counsel immediately objected to the last statement by the prosecutor. The defendant now claims that the statement was improper and that the judge's failure to admonish the prosecutor or provide immediate curative instructions compounded the effect of the comment so that reversal of the present conviction is required.
The prosecutor's remark was irrelevant and would have been better left unsaid. However, it could hardly have been considered by the jury in assessing the defendant's guilt. See Commonwealth v. Smith, 342 Mass. 180 , 187-188 (1961); Commonwealth v. Bottiglio, 357 Mass. 593 , 598 (1970). Moreover, the judge stated in his instructions to the jury, "You are to go about your job without any sympathy for this defendant or sympathy for the victim or any bias or any prejudice . . . ." That charge properly directed the jury's consideration solely to the evidence presented at trial. Compare Commonwealth v. MacDonald (No. 1), 368 Mass. 395 , 402 (1975). The defendant's contention that the prosecutor's use of the word "jungle" was racially motivated is far fetched and merits no further comment.

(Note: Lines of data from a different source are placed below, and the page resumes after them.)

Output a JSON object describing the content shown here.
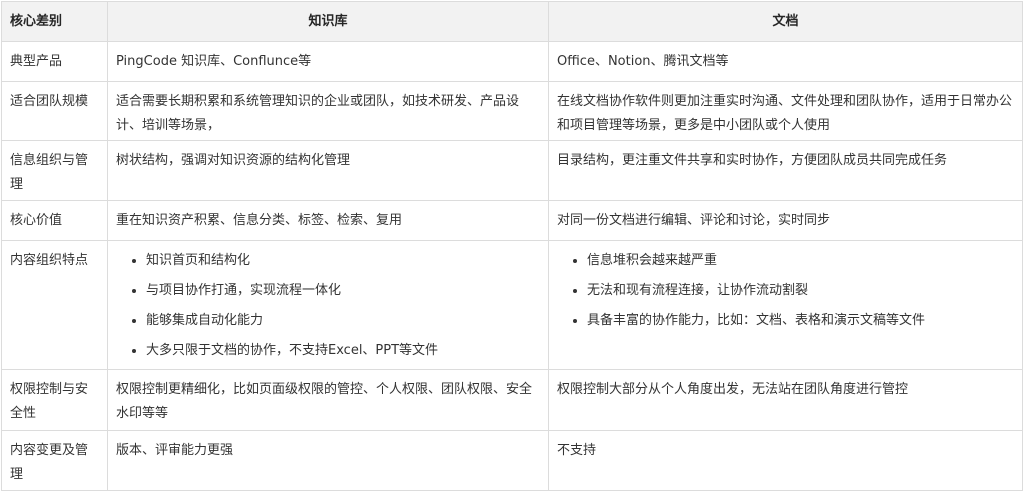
{
  "header": {
    "col1": "核心差别",
    "col2": "知识库",
    "col3": "文档"
  },
  "rows": [
    {
      "key": "典型产品",
      "kb": "PingCode 知识库、Conflunce等",
      "doc": "Office、Notion、腾讯文档等"
    },
    {
      "key": "适合团队规模",
      "kb": "适合需要长期积累和系统管理知识的企业或团队，如技术研发、产品设计、培训等场景，",
      "doc": "在线文档协作软件则更加注重实时沟通、文件处理和团队协作，适用于日常办公和项目管理等场景，更多是中小团队或个人使用"
    },
    {
      "key": "信息组织与管理",
      "kb": "树状结构，强调对知识资源的结构化管理",
      "doc": "目录结构，更注重文件共享和实时协作，方便团队成员共同完成任务"
    },
    {
      "key": "核心价值",
      "kb": "重在知识资产积累、信息分类、标签、检索、复用",
      "doc": "对同一份文档进行编辑、评论和讨论，实时同步"
    },
    {
      "key": "内容组织特点",
      "kb_items": [
        "知识首页和结构化",
        "与项目协作打通，实现流程一体化",
        "能够集成自动化能力",
        "大多只限于文档的协作，不支持Excel、PPT等文件"
      ],
      "doc_items": [
        "信息堆积会越来越严重",
        "无法和现有流程连接，让协作流动割裂",
        "具备丰富的协作能力，比如：文档、表格和演示文稿等文件"
      ]
    },
    {
      "key": "权限控制与安全性",
      "kb": "权限控制更精细化，比如页面级权限的管控、个人权限、团队权限、安全水印等等",
      "doc": "权限控制大部分从个人角度出发，无法站在团队角度进行管控"
    },
    {
      "key": "内容变更及管理",
      "kb": "版本、评审能力更强",
      "doc": "不支持"
    }
  ]
}
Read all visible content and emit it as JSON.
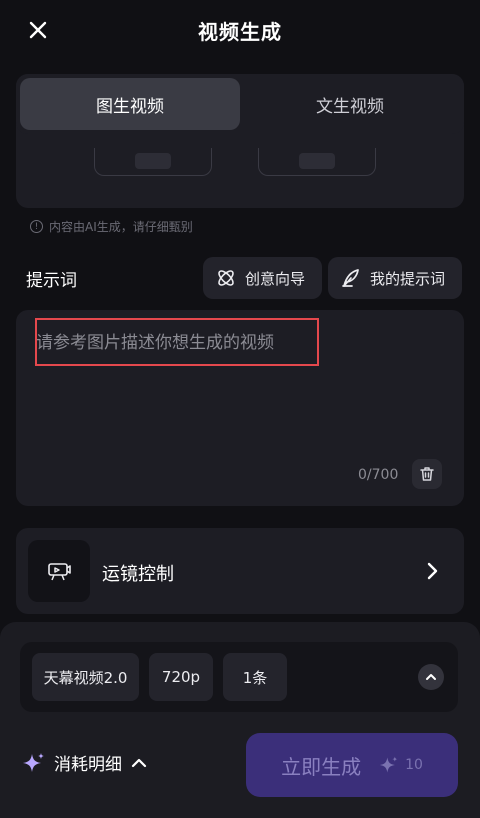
{
  "header": {
    "title": "视频生成"
  },
  "tabs": [
    {
      "label": "图生视频",
      "active": true
    },
    {
      "label": "文生视频",
      "active": false
    }
  ],
  "disclaimer": "内容由AI生成，请仔细甄别",
  "prompt": {
    "label": "提示词",
    "placeholder": "请参考图片描述你想生成的视频",
    "value": "",
    "counter": "0/700"
  },
  "chips": {
    "creative_guide": "创意向导",
    "my_prompts": "我的提示词"
  },
  "camera_control": {
    "label": "运镜控制"
  },
  "settings": {
    "model": "天幕视频2.0",
    "resolution": "720p",
    "count": "1条"
  },
  "footer": {
    "cost_detail_label": "消耗明细",
    "generate_label": "立即生成",
    "generate_cost": "10"
  },
  "colors": {
    "background": "#101014",
    "card": "#1d1d24",
    "highlight_border": "#e5484d",
    "generate_button": "#3b2f7a"
  },
  "icons": [
    "close-icon",
    "info-icon",
    "creative-guide-icon",
    "feather-pen-icon",
    "trash-icon",
    "camera-control-icon",
    "chevron-right-icon",
    "chevron-up-icon",
    "sparkle-icon"
  ]
}
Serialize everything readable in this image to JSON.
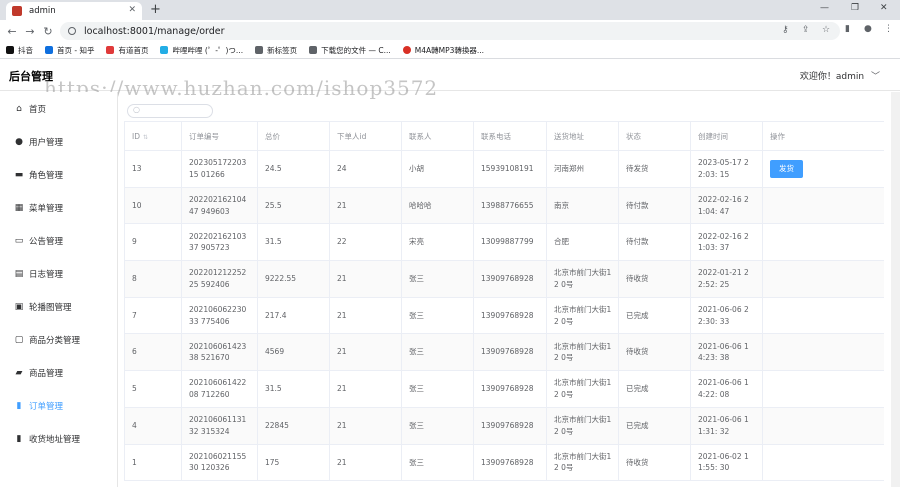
{
  "browser": {
    "tab_title": "admin",
    "new_tab": "+",
    "url": "localhost:8001/manage/order",
    "bookmarks": [
      {
        "label": "抖音",
        "color": "#111111"
      },
      {
        "label": "首页 - 知乎",
        "color": "#0f6fde"
      },
      {
        "label": "有道首页",
        "color": "#e03a3a"
      },
      {
        "label": "哔哩哔哩 (゜-゜)つ...",
        "color": "#23ade5"
      },
      {
        "label": "新标签页",
        "color": "#5f6368"
      },
      {
        "label": "下载您的文件 — C...",
        "color": "#5f6368"
      },
      {
        "label": "M4A轉MP3轉換器...",
        "color": "#d93025"
      }
    ]
  },
  "header": {
    "logo": "后台管理",
    "welcome": "欢迎你！admin"
  },
  "watermark": "https://www.huzhan.com/ishop3572",
  "sidebar": {
    "items": [
      {
        "label": "首页",
        "icon": "home-icon"
      },
      {
        "label": "用户管理",
        "icon": "user-icon"
      },
      {
        "label": "角色管理",
        "icon": "role-icon"
      },
      {
        "label": "菜单管理",
        "icon": "menu-icon"
      },
      {
        "label": "公告管理",
        "icon": "notice-icon"
      },
      {
        "label": "日志管理",
        "icon": "log-icon"
      },
      {
        "label": "轮播图管理",
        "icon": "image-icon"
      },
      {
        "label": "商品分类管理",
        "icon": "category-icon"
      },
      {
        "label": "商品管理",
        "icon": "goods-icon"
      },
      {
        "label": "订单管理",
        "icon": "chart-icon"
      },
      {
        "label": "收货地址管理",
        "icon": "chart-icon"
      }
    ],
    "active_index": 9
  },
  "table": {
    "columns": [
      "ID",
      "订单编号",
      "总价",
      "下单人id",
      "联系人",
      "联系电话",
      "送货地址",
      "状态",
      "创建时间",
      "操作"
    ],
    "ship_button": "发货",
    "rows": [
      {
        "id": "13",
        "order_no": "20230517220315 01266",
        "total": "24.5",
        "user_id": "24",
        "contact": "小胡",
        "phone": "15939108191",
        "address": "河南郑州",
        "status": "待发货",
        "created": "2023-05-17 22:03: 15",
        "action": true
      },
      {
        "id": "10",
        "order_no": "20220216210447 949603",
        "total": "25.5",
        "user_id": "21",
        "contact": "哈哈哈",
        "phone": "13988776655",
        "address": "南京",
        "status": "待付款",
        "created": "2022-02-16 21:04: 47",
        "action": false
      },
      {
        "id": "9",
        "order_no": "20220216210337 905723",
        "total": "31.5",
        "user_id": "22",
        "contact": "宋亮",
        "phone": "13099887799",
        "address": "合肥",
        "status": "待付款",
        "created": "2022-02-16 21:03: 37",
        "action": false
      },
      {
        "id": "8",
        "order_no": "20220121225225 592406",
        "total": "9222.55",
        "user_id": "21",
        "contact": "张三",
        "phone": "13909768928",
        "address": "北京市前门大街12 0号",
        "status": "待收货",
        "created": "2022-01-21 22:52: 25",
        "action": false
      },
      {
        "id": "7",
        "order_no": "20210606223033 775406",
        "total": "217.4",
        "user_id": "21",
        "contact": "张三",
        "phone": "13909768928",
        "address": "北京市前门大街12 0号",
        "status": "已完成",
        "created": "2021-06-06 22:30: 33",
        "action": false
      },
      {
        "id": "6",
        "order_no": "20210606142338 521670",
        "total": "4569",
        "user_id": "21",
        "contact": "张三",
        "phone": "13909768928",
        "address": "北京市前门大街12 0号",
        "status": "待收货",
        "created": "2021-06-06 14:23: 38",
        "action": false
      },
      {
        "id": "5",
        "order_no": "20210606142208 712260",
        "total": "31.5",
        "user_id": "21",
        "contact": "张三",
        "phone": "13909768928",
        "address": "北京市前门大街12 0号",
        "status": "已完成",
        "created": "2021-06-06 14:22: 08",
        "action": false
      },
      {
        "id": "4",
        "order_no": "20210606113132 315324",
        "total": "22845",
        "user_id": "21",
        "contact": "张三",
        "phone": "13909768928",
        "address": "北京市前门大街12 0号",
        "status": "已完成",
        "created": "2021-06-06 11:31: 32",
        "action": false
      },
      {
        "id": "1",
        "order_no": "20210602115530 120326",
        "total": "175",
        "user_id": "21",
        "contact": "张三",
        "phone": "13909768928",
        "address": "北京市前门大街12 0号",
        "status": "待收货",
        "created": "2021-06-02 11:55: 30",
        "action": false
      }
    ]
  }
}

4. In his charge the judge instructed the jury on the elements of the offense of armed robbery. The defendant subsequently requested and was denied instructions on the offenses of unarmed robbery and simple assault. The judge stated that, although he normally instructed the jury on such lesser included offenses, he would not do so in this case in view of the defendant's closing argument. In his closing argument the defendant's attorney had stated, "I don't think there's doubt in anyone's mind that at some time on the evening of August 21, 1975, that Mr. Enman was robbed." He later stated, "[I]f you reject or if you have doubts in your mind that the victim has in fact identified the wrong person, then that doubt's got to be resolved in favor of Mr. Layton, and you'd be warranted in finding him not guilty, because that is what this case is all about in a nutshell, whether or not the person in back of that cab was in fact Tyrone Layton."

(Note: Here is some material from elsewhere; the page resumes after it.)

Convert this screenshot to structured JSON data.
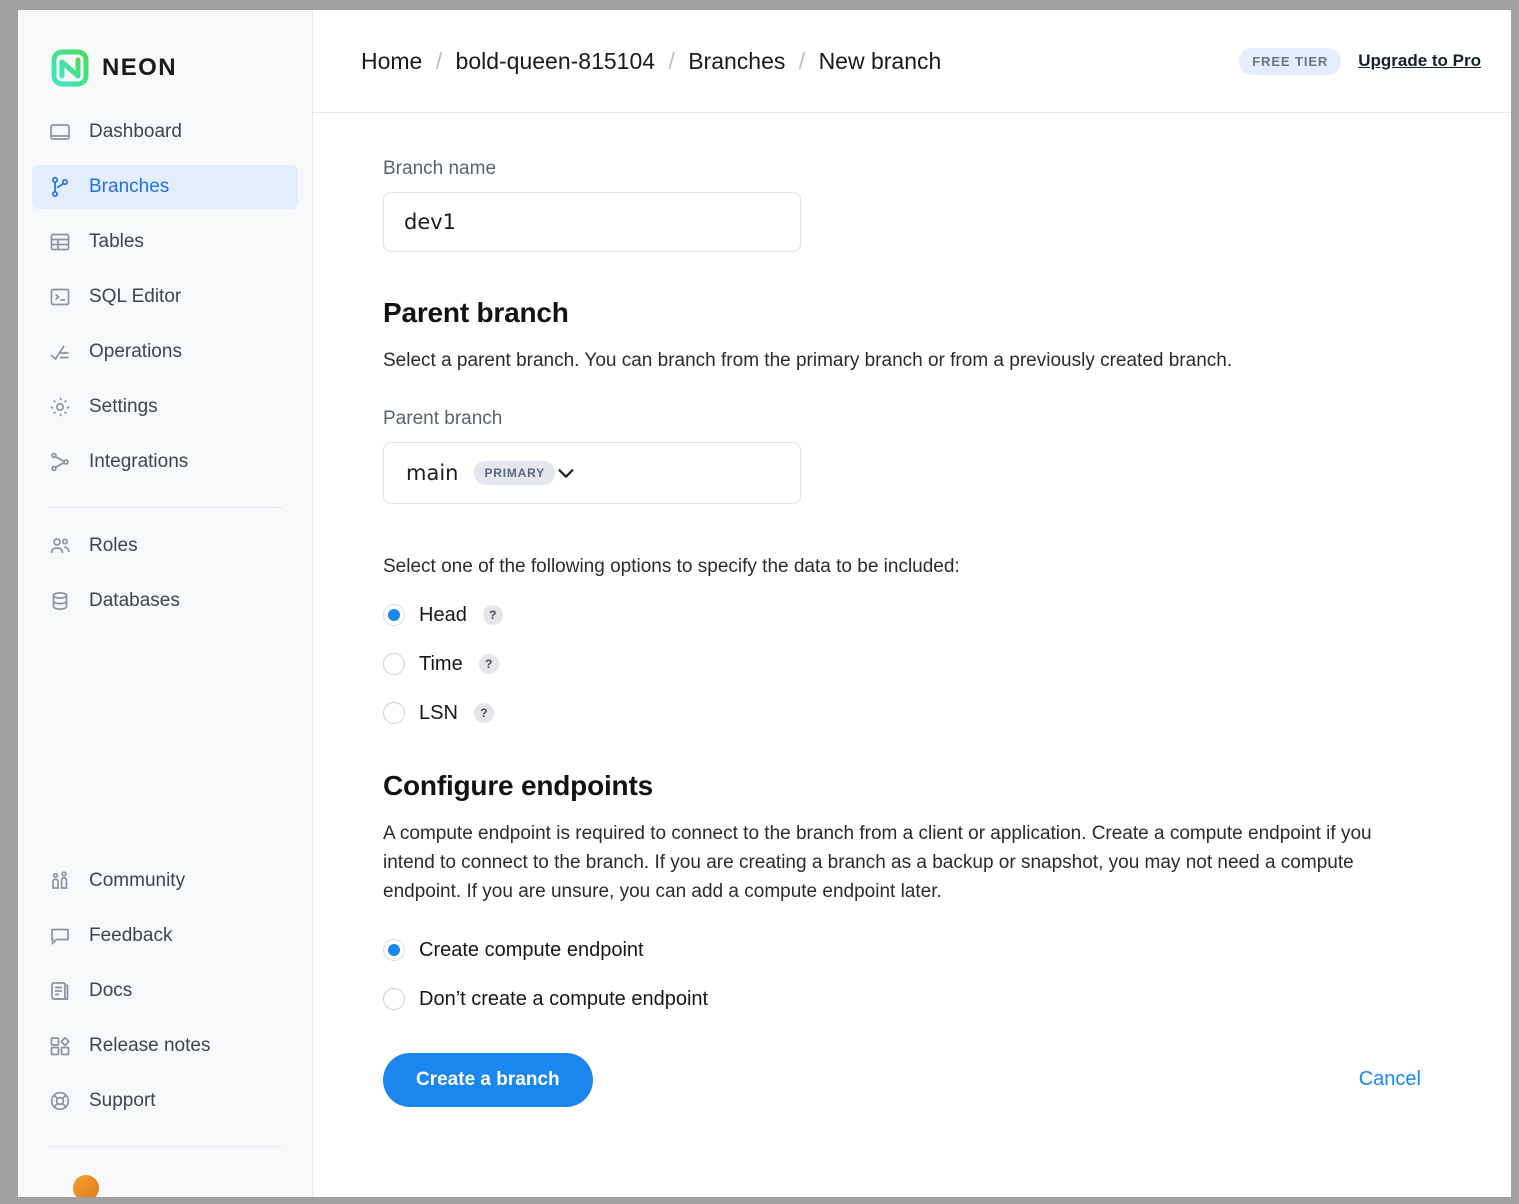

The victim had testified that one of the robbers had struck him with a gun and "it was shoved under my face." The defendant's attorney conducted a thorough and searching cross-examination of the victim without touching on the question of a gun. Moreover, in his argument the defendant's attorney conceded the fact of the robbery and chose not to challenge the credibility or accuracy of the victim's testimony concerning the event. He focused instead, as he had in his cross-examination of the victim, on the question whether the defendant was in fact the person who had committed the offense. The presence of a gun was not a "disputed factual element." See Driscoll v. United States, 356 F.2d 324, 327-328 (1st Cir. 1966), vacated on other grounds sub nom. Piccioli v. United States, 390 U.S. 202 (1968). Compare Commonwealth v. Hogg, 365 Mass. 290 , 295 (1974). We cannot say under the circumstances that the judge erred in refusing to instruct the jury on lesser included offenses.
5. There is no merit to the defendant's claim that the judge erred in referring to him upon two occasions as an "inmate" of Hillside House.
[Note 1] The petition for a writ of error was dismissed pursuant to an agreement for voluntary dismissal subsequent to the trial in this case.